Available data START

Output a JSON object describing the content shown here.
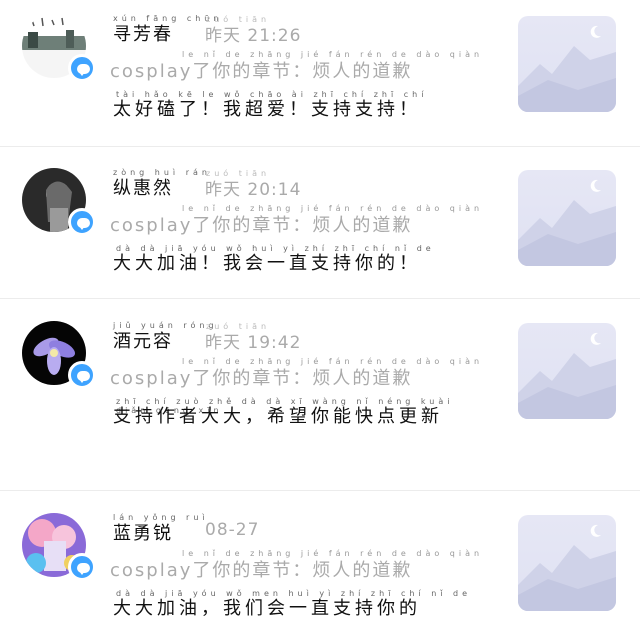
{
  "comments": [
    {
      "name": "寻芳春",
      "name_pinyin": "xún fāng chūn",
      "time": "21:26",
      "time_prefix": "昨天",
      "time_prefix_pinyin": "zuó tiān",
      "subtitle": "cosplay了你的章节：烦人的道歉",
      "subtitle_pinyin": "le nǐ de zhāng jié   fán rén de dào qiàn",
      "text": "太好磕了！我超爱！支持支持！",
      "text_pinyin": "tài hǎo kē le   wǒ chāo ài   zhī chí zhī chí"
    },
    {
      "name": "纵惠然",
      "name_pinyin": "zòng huì rán",
      "time": "20:14",
      "time_prefix": "昨天",
      "time_prefix_pinyin": "zuó tiān",
      "subtitle": "cosplay了你的章节：烦人的道歉",
      "subtitle_pinyin": "le nǐ de zhāng jié   fán rén de dào qiàn",
      "text": "大大加油！我会一直支持你的！",
      "text_pinyin": "dà dà jiā yóu   wǒ huì yì zhí zhī chí nǐ de"
    },
    {
      "name": "酒元容",
      "name_pinyin": "jiǔ yuán róng",
      "time": "19:42",
      "time_prefix": "昨天",
      "time_prefix_pinyin": "zuó tiān",
      "subtitle": "cosplay了你的章节：烦人的道歉",
      "subtitle_pinyin": "le nǐ de zhāng jié   fán rén de dào qiàn",
      "text": "支持作者大大，希望你能快点更新",
      "text_pinyin": "zhī chí zuò zhě dà dà   xī wàng nǐ néng kuài diǎn gēng xīn"
    },
    {
      "name": "蓝勇锐",
      "name_pinyin": "lán yǒng ruì",
      "time": "08-27",
      "time_prefix": "",
      "time_prefix_pinyin": "",
      "subtitle": "cosplay了你的章节：烦人的道歉",
      "subtitle_pinyin": "le nǐ de zhāng jié   fán rén de dào qiàn",
      "text": "大大加油，我们会一直支持你的",
      "text_pinyin": "dà dà jiā yóu   wǒ men huì yì zhí zhī chí nǐ de"
    }
  ],
  "colors": {
    "badge": "#3ea3ff",
    "muted": "#aaaaaa",
    "thumb_bg": "#e3e5f4",
    "thumb_mountain": "#c8cbe3"
  },
  "icons": {
    "badge": "chat-bubble-icon",
    "thumb": "landscape-placeholder-icon"
  }
}
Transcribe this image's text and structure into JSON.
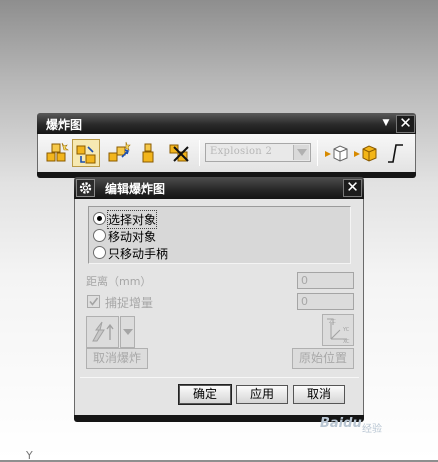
{
  "toolbar": {
    "title": "爆炸图",
    "explosion_select": "Explosion 2",
    "buttons": [
      {
        "name": "new-explosion"
      },
      {
        "name": "edit-explosion"
      },
      {
        "name": "auto-explode"
      },
      {
        "name": "unexplode"
      },
      {
        "name": "delete-explosion"
      },
      {
        "name": "hide-components"
      },
      {
        "name": "show-components"
      },
      {
        "name": "tracelines"
      }
    ]
  },
  "dialog": {
    "title": "编辑爆炸图",
    "radios": [
      {
        "label": "选择对象",
        "selected": true
      },
      {
        "label": "移动对象",
        "selected": false
      },
      {
        "label": "只移动手柄",
        "selected": false
      }
    ],
    "distance_label": "距离（mm）",
    "distance_value": "0",
    "snap_label": "捕捉增量",
    "snap_checked": true,
    "snap_value": "0",
    "unexplode_label": "取消爆炸",
    "original_position_label": "原始位置",
    "ok_label": "确定",
    "apply_label": "应用",
    "cancel_label": "取消"
  },
  "misc": {
    "axis_label": "Y",
    "watermark": "Baidu",
    "watermark_sub": "经验"
  }
}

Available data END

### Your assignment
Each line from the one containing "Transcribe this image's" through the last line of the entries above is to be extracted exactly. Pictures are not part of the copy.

### Answer area
Transcribe this image's text and structure into JSON.
{
  "toolbar": {
    "title": "爆炸图",
    "explosion_select": "Explosion 2",
    "buttons": [
      {
        "name": "new-explosion"
      },
      {
        "name": "edit-explosion"
      },
      {
        "name": "auto-explode"
      },
      {
        "name": "unexplode"
      },
      {
        "name": "delete-explosion"
      },
      {
        "name": "hide-components"
      },
      {
        "name": "show-components"
      },
      {
        "name": "tracelines"
      }
    ]
  },
  "dialog": {
    "title": "编辑爆炸图",
    "radios": [
      {
        "label": "选择对象",
        "selected": true
      },
      {
        "label": "移动对象",
        "selected": false
      },
      {
        "label": "只移动手柄",
        "selected": false
      }
    ],
    "distance_label": "距离（mm）",
    "distance_value": "0",
    "snap_label": "捕捉增量",
    "snap_checked": true,
    "snap_value": "0",
    "unexplode_label": "取消爆炸",
    "original_position_label": "原始位置",
    "ok_label": "确定",
    "apply_label": "应用",
    "cancel_label": "取消"
  },
  "misc": {
    "axis_label": "Y",
    "watermark": "Baidu",
    "watermark_sub": "经验"
  }
}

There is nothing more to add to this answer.